Australia’s housing market has grown at its fastest pace in 32 years, and Australians on the JobSeeker and other welfare payments are being left behind.
An Aussie receiving the JobSeeker supplement would be able to afford three rental listings, including share houses, of the 74,000 surveyed in the latest Anglicare Rental Affordability Snapshot.
The Anglicare study also found that people on the minimum wage can afford 859 rental listings, while people on the Age Pension can afford 386. That’s 1.2 per cent and 0.5 per cent respectively.
People on the Disability Support Pension can afford 236 rentals, or 0.3 per cent of the rental market.
And for those on Youth Allowance, there are no affordable properties. That’s essentially 0 per cent of the market for both groups.
'Never been less affordable'
Anglicare defined affordable housing as costing less than 30 per cent of a household budget for low income households.
It’s a rental market Anglicare Australia executive director Kasy Chambers has described as “never been less affordable”.
She said nearly 2 million unemployed or underemployed are now navigating a rental market that is not working for them.
“A stable home is essential to holding down a job, raising a family and looking after your health. But our housing system is warped. This basic plank of a civilised society is out of reach for many thousands of Australians,” spokesperson for the national campaign to end homelessness, Everybody’s Home, Kate Colvin said.
“High and rising rents are pushing thousands of Australians into homelessness, including young people who can’t live safely at home, women and children escaping family violence, and low income older people.
“We urgently need to build more social and affordable housing so that all Australians have the prospect of a healthy and stable life. It’s not much to ask.”
Rent assistance is needed
Everybody’s Home is calling for the Government to prioritise housing affordability in the coming budget by investing $7.7 billion into the construction of 30,000 over the next four years.
It’s also calling for a 50 per cent increase to the Commonwealth Rent Assistance payment.
That would mean the rent assistance for a single person without children would increase from $70 to $105 a week.
Anglicare’s Chambers also took aim at the current rate of JobSeeker, which fell from $715.70 per fortnight to $615.70 at the end of March.
"The 'new' rate of JobSeeker is so low that it hasn't made a dent in affordability," Chambers said.
"There are even fewer affordable rentals now than there were on the old rate of Newstart."
She said Australia needs to invest in 500,000 new social and affordable rentals, or risk more people falling into homelessness.
“Each year, we think the market couldn’t get any worse.
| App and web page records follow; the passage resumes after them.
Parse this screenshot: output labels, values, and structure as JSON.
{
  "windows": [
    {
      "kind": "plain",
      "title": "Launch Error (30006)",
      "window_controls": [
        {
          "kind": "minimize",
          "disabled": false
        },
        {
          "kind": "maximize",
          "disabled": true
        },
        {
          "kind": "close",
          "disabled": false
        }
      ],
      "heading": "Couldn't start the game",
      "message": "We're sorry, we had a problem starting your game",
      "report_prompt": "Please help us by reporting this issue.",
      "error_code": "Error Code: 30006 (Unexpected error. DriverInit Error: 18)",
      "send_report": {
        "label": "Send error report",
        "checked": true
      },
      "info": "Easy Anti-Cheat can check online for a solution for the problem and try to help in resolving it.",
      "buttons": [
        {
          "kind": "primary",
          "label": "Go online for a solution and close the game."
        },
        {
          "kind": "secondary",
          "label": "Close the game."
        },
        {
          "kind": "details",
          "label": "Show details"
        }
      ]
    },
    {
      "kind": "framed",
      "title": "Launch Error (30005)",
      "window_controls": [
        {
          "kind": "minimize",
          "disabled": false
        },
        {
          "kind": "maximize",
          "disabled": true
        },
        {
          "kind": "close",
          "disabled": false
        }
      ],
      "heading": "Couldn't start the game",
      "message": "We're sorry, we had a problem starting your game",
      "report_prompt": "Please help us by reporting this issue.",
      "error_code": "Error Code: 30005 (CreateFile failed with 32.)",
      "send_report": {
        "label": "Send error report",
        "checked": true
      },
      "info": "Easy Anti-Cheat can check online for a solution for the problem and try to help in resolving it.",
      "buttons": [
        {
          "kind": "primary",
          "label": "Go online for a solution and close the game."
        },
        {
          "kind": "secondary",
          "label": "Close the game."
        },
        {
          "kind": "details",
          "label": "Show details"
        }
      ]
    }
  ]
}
And each year, we're shocked to see that it can. That’s why we need to lift JobSeeker and other payments above the poverty line. If we don’t, people out of work will be pushed deeper into housing stress and even homelessness.